Work instruction:
Could you copy each line of the entries that contains "EURUSD"?

== == ==

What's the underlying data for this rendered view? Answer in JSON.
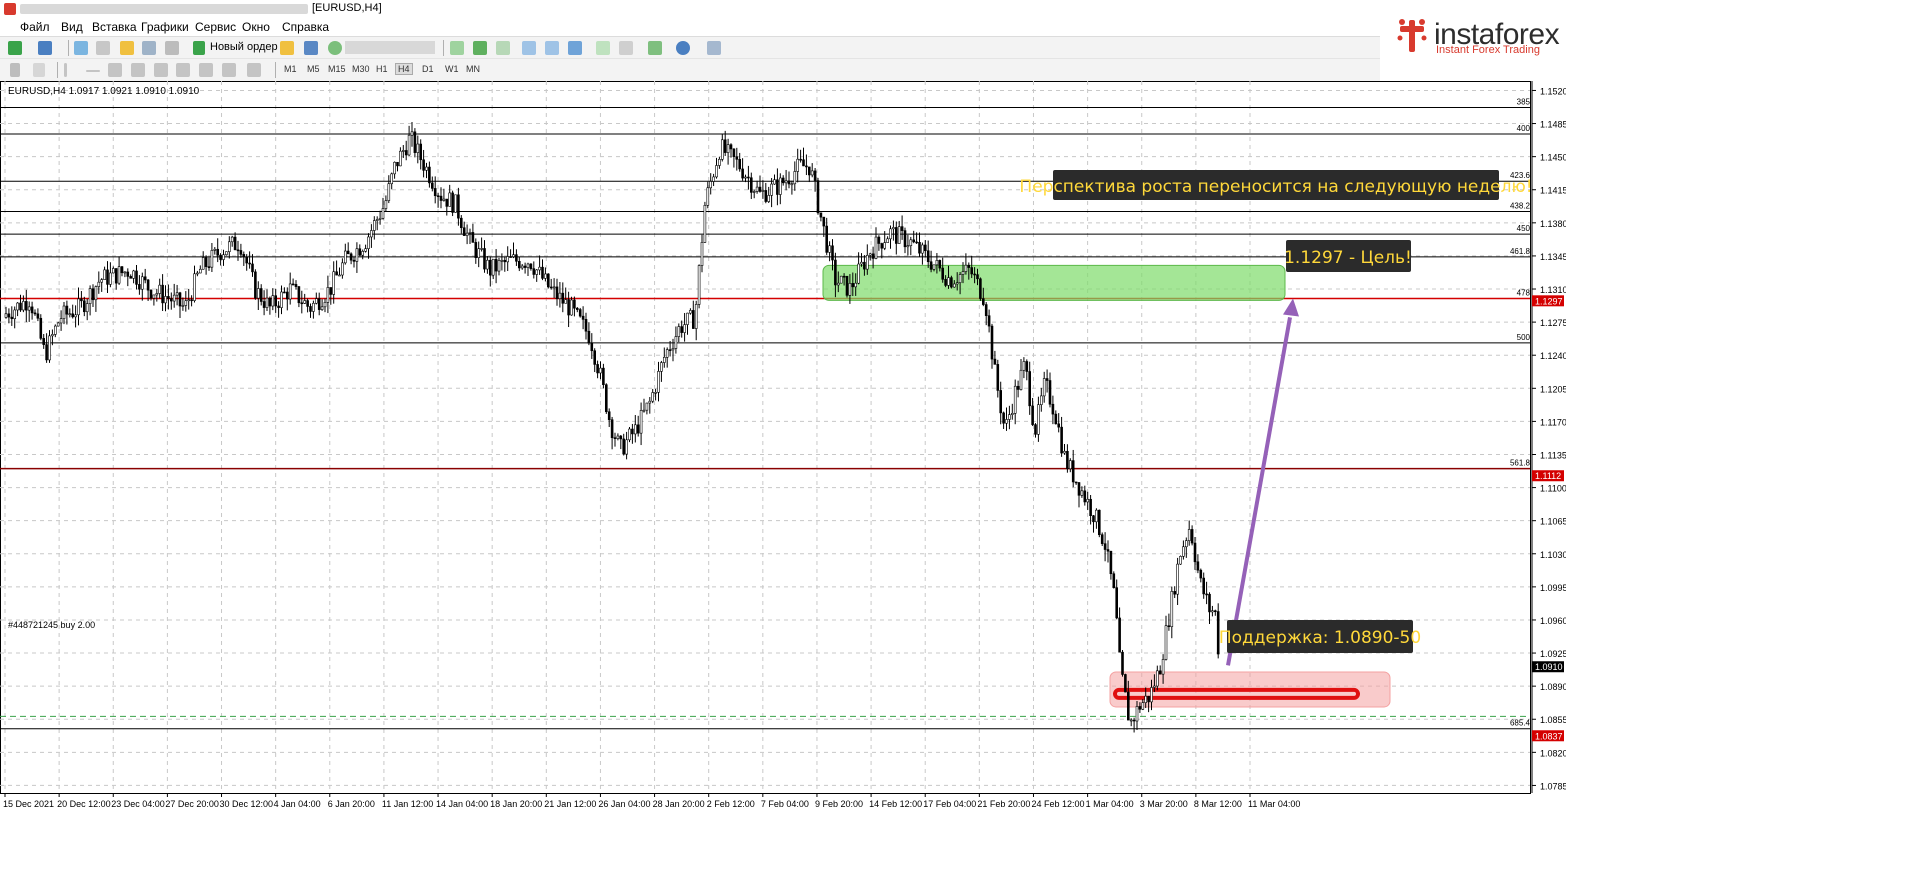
{
  "window": {
    "title": "[EURUSD,H4]"
  },
  "menu": [
    "Файл",
    "Вид",
    "Вставка",
    "Графики",
    "Сервис",
    "Окно",
    "Справка"
  ],
  "toolbar": {
    "new_order": "Новый ордер",
    "timeframes": [
      "M1",
      "M5",
      "M15",
      "M30",
      "H1",
      "H4",
      "D1",
      "W1",
      "MN"
    ],
    "active_timeframe": "H4"
  },
  "brand": {
    "name": "instaforex",
    "tagline": "Instant Forex Trading",
    "accent": "#d83a2e"
  },
  "chart_data": {
    "type": "candlestick",
    "symbol_header": "EURUSD,H4  1.0917 1.0921 1.0910 1.0910",
    "position_label": "#448721245 buy 2.00",
    "price_ticks": [
      "1.1520",
      "1.1485",
      "1.1450",
      "1.1415",
      "1.1380",
      "1.1345",
      "1.1310",
      "1.1275",
      "1.1240",
      "1.1205",
      "1.1170",
      "1.1135",
      "1.1100",
      "1.1065",
      "1.1030",
      "1.0995",
      "1.0960",
      "1.0925",
      "1.0890",
      "1.0855",
      "1.0820",
      "1.0785"
    ],
    "price_range": [
      1.0777,
      1.153
    ],
    "date_ticks": [
      "15 Dec 2021",
      "20 Dec 12:00",
      "23 Dec 04:00",
      "27 Dec 20:00",
      "30 Dec 12:00",
      "4 Jan 04:00",
      "6 Jan 20:00",
      "11 Jan 12:00",
      "14 Jan 04:00",
      "18 Jan 20:00",
      "21 Jan 12:00",
      "26 Jan 04:00",
      "28 Jan 20:00",
      "2 Feb 12:00",
      "7 Feb 04:00",
      "9 Feb 20:00",
      "14 Feb 12:00",
      "17 Feb 04:00",
      "21 Feb 20:00",
      "24 Feb 12:00",
      "1 Mar 04:00",
      "3 Mar 20:00",
      "8 Mar 12:00",
      "11 Mar 04:00"
    ],
    "fib_levels": [
      {
        "label": "385",
        "price": 1.1502,
        "color": "#000000"
      },
      {
        "label": "400",
        "price": 1.1474,
        "color": "#000000"
      },
      {
        "label": "423.6",
        "price": 1.1424,
        "color": "#000000"
      },
      {
        "label": "438.2",
        "price": 1.1392,
        "color": "#000000"
      },
      {
        "label": "450",
        "price": 1.1368,
        "color": "#000000"
      },
      {
        "label": "461.8",
        "price": 1.1344,
        "color": "#000000"
      },
      {
        "label": "478",
        "price": 1.13,
        "color": "#d40000"
      },
      {
        "label": "500",
        "price": 1.1253,
        "color": "#000000"
      },
      {
        "label": "561.8",
        "price": 1.112,
        "color": "#8a0000"
      },
      {
        "label": "685.4",
        "price": 1.0845,
        "color": "#000000"
      }
    ],
    "price_tags": [
      {
        "text": "1.1297",
        "price": 1.1297,
        "color": "#d40000"
      },
      {
        "text": "1.1112",
        "price": 1.1112,
        "color": "#d40000"
      },
      {
        "text": "1.0910",
        "price": 1.091,
        "color": "#000000"
      },
      {
        "text": "1.0837",
        "price": 1.0837,
        "color": "#d40000"
      }
    ],
    "close_path": [
      [
        0,
        1.128
      ],
      [
        30,
        1.13
      ],
      [
        45,
        1.124
      ],
      [
        60,
        1.128
      ],
      [
        80,
        1.129
      ],
      [
        100,
        1.132
      ],
      [
        130,
        1.133
      ],
      [
        150,
        1.131
      ],
      [
        170,
        1.13
      ],
      [
        185,
        1.129
      ],
      [
        200,
        1.133
      ],
      [
        220,
        1.135
      ],
      [
        240,
        1.136
      ],
      [
        255,
        1.131
      ],
      [
        270,
        1.129
      ],
      [
        290,
        1.131
      ],
      [
        310,
        1.129
      ],
      [
        330,
        1.131
      ],
      [
        345,
        1.134
      ],
      [
        365,
        1.136
      ],
      [
        385,
        1.14
      ],
      [
        395,
        1.144
      ],
      [
        410,
        1.147
      ],
      [
        425,
        1.144
      ],
      [
        440,
        1.141
      ],
      [
        455,
        1.14
      ],
      [
        470,
        1.136
      ],
      [
        490,
        1.133
      ],
      [
        510,
        1.134
      ],
      [
        530,
        1.134
      ],
      [
        550,
        1.131
      ],
      [
        570,
        1.129
      ],
      [
        590,
        1.126
      ],
      [
        600,
        1.122
      ],
      [
        610,
        1.117
      ],
      [
        620,
        1.114
      ],
      [
        635,
        1.116
      ],
      [
        650,
        1.119
      ],
      [
        665,
        1.124
      ],
      [
        680,
        1.127
      ],
      [
        695,
        1.128
      ],
      [
        705,
        1.14
      ],
      [
        720,
        1.146
      ],
      [
        740,
        1.144
      ],
      [
        760,
        1.141
      ],
      [
        780,
        1.142
      ],
      [
        800,
        1.144
      ],
      [
        810,
        1.144
      ],
      [
        820,
        1.139
      ],
      [
        835,
        1.132
      ],
      [
        850,
        1.131
      ],
      [
        870,
        1.135
      ],
      [
        890,
        1.137
      ],
      [
        910,
        1.136
      ],
      [
        930,
        1.134
      ],
      [
        950,
        1.132
      ],
      [
        970,
        1.133
      ],
      [
        985,
        1.13
      ],
      [
        995,
        1.122
      ],
      [
        1005,
        1.116
      ],
      [
        1015,
        1.12
      ],
      [
        1025,
        1.123
      ],
      [
        1035,
        1.116
      ],
      [
        1045,
        1.121
      ],
      [
        1055,
        1.118
      ],
      [
        1065,
        1.113
      ],
      [
        1080,
        1.11
      ],
      [
        1095,
        1.107
      ],
      [
        1105,
        1.104
      ],
      [
        1115,
        1.098
      ],
      [
        1120,
        1.091
      ],
      [
        1130,
        1.085
      ],
      [
        1140,
        1.087
      ],
      [
        1150,
        1.088
      ],
      [
        1160,
        1.091
      ],
      [
        1170,
        1.097
      ],
      [
        1180,
        1.103
      ],
      [
        1190,
        1.106
      ],
      [
        1200,
        1.1
      ],
      [
        1210,
        1.097
      ],
      [
        1215,
        1.097
      ],
      [
        1220,
        1.091
      ]
    ],
    "annotations": {
      "headline": "Перспектива роста переносится на следующую неделю!",
      "target": "1.1297 - Цель!",
      "support": "Поддержка: 1.0890-50",
      "colors": {
        "target_zone": "#7ddc6a",
        "support_zone": "#f4a0a0",
        "arrow": "#9561b8",
        "callout_bg": "#2b2b2b",
        "callout_text": "#ffd83a"
      }
    }
  }
}
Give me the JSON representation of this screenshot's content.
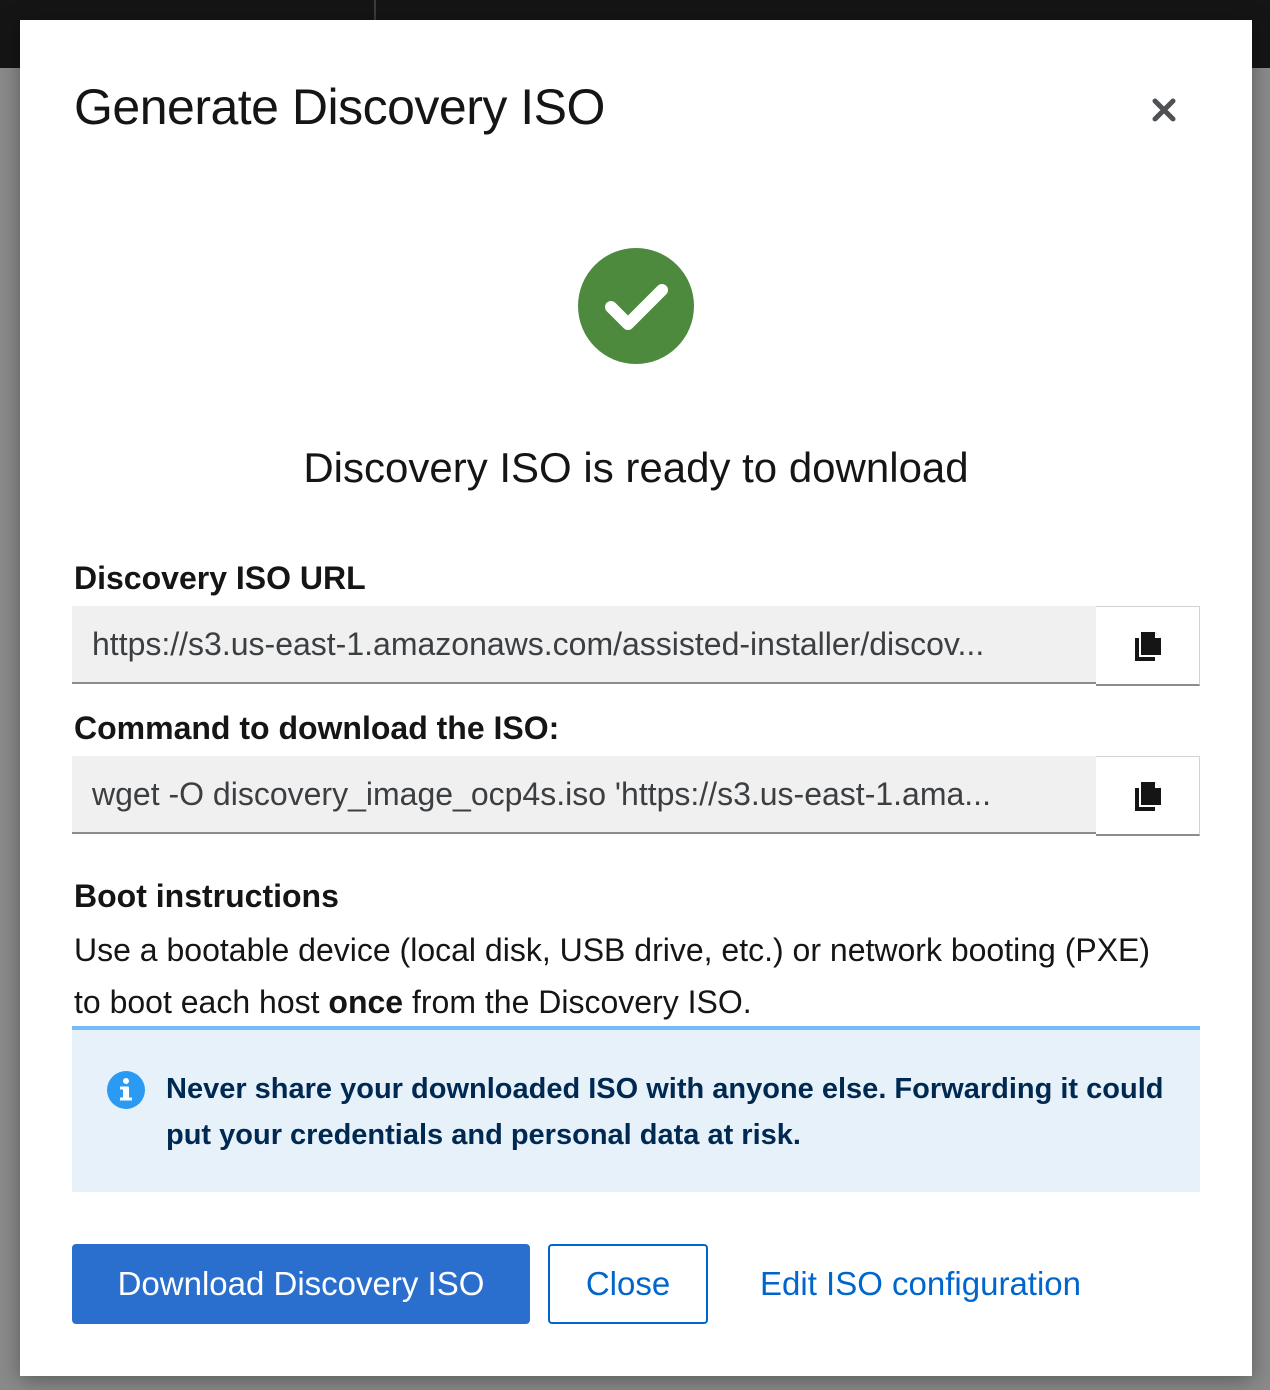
{
  "modal": {
    "title": "Generate Discovery ISO",
    "status_text": "Discovery ISO is ready to download",
    "url_label": "Discovery ISO URL",
    "url_value": "https://s3.us-east-1.amazonaws.com/assisted-installer/discov...",
    "command_label": "Command to download the ISO:",
    "command_value": "wget -O discovery_image_ocp4s.iso 'https://s3.us-east-1.ama...",
    "boot_title": "Boot instructions",
    "boot_text_before": "Use a bootable device (local disk, USB drive, etc.) or network booting (PXE) to boot each host ",
    "boot_text_bold": "once",
    "boot_text_after": " from the Discovery ISO.",
    "alert_text": "Never share your downloaded ISO with anyone else. Forwarding it could put your credentials and personal data at risk.",
    "buttons": {
      "download": "Download Discovery ISO",
      "close": "Close",
      "edit": "Edit ISO configuration"
    }
  },
  "colors": {
    "primary": "#2b6fce",
    "link": "#0066cc",
    "success": "#4d8a3e",
    "alert_bg": "#e7f1fa",
    "alert_border": "#73bcf7",
    "info_icon": "#2b9af3"
  },
  "icons": [
    "close-icon",
    "check-circle-icon",
    "copy-icon",
    "info-circle-icon"
  ]
}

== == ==

Output:
    "title": "[EURUSD,H4]"
    "symbol_header": "EURUSD,H4  1.0917 1.0921 1.0910 1.0910",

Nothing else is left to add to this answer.